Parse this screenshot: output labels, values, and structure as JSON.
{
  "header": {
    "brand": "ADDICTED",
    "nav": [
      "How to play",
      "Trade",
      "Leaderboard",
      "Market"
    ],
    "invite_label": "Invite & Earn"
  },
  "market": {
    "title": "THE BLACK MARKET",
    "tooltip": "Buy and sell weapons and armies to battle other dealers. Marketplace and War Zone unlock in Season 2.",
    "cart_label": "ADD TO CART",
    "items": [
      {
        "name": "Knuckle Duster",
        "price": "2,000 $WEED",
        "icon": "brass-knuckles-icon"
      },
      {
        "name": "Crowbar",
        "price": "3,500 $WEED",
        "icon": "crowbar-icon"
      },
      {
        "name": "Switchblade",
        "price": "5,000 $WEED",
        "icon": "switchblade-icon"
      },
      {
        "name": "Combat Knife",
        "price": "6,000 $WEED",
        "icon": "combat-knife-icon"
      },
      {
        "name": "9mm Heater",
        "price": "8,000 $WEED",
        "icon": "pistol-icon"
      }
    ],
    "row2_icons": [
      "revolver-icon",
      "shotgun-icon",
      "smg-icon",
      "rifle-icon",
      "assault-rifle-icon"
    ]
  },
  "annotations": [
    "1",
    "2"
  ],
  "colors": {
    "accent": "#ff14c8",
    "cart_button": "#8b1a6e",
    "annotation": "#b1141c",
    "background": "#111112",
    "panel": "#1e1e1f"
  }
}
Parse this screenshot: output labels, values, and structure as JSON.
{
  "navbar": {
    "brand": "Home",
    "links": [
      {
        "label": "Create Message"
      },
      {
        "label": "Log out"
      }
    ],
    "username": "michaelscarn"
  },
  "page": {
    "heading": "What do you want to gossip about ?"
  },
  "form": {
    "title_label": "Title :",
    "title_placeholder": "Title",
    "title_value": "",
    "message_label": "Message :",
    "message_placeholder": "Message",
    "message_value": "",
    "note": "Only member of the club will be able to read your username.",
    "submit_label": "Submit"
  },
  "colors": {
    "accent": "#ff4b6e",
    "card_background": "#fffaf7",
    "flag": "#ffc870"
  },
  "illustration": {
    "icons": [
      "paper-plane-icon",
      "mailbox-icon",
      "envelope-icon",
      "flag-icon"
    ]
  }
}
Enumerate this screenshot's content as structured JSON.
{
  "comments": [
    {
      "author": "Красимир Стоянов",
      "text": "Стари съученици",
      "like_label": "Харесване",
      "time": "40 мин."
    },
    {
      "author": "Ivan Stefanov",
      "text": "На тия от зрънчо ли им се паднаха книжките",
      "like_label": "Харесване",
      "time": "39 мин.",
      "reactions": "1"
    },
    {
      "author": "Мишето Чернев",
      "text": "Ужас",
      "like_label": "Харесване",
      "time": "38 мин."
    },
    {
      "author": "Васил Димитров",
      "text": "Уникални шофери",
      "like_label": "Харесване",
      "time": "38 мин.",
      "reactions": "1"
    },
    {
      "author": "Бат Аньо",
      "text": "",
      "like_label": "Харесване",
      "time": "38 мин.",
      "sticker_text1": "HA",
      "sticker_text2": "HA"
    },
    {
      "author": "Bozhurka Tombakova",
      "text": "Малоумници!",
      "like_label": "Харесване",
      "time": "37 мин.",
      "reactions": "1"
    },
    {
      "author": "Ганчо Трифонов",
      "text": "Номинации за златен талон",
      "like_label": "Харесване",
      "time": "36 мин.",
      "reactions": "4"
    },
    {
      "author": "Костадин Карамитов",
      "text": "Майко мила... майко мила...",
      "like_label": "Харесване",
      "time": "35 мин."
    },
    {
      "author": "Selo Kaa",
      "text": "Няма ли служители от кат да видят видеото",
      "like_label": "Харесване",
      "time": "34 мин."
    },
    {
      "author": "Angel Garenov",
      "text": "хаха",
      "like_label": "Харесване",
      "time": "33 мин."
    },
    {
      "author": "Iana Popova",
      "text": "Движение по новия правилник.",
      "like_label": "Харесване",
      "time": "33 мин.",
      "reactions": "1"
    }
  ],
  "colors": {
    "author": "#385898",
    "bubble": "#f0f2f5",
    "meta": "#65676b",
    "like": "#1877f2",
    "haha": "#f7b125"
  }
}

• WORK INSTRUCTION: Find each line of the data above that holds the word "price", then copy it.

• EXERCISE ANSWER:
        "price": "2,000 $WEED",
        "price": "3,500 $WEED",
        "price": "5,000 $WEED",
        "price": "6,000 $WEED",
        "price": "8,000 $WEED",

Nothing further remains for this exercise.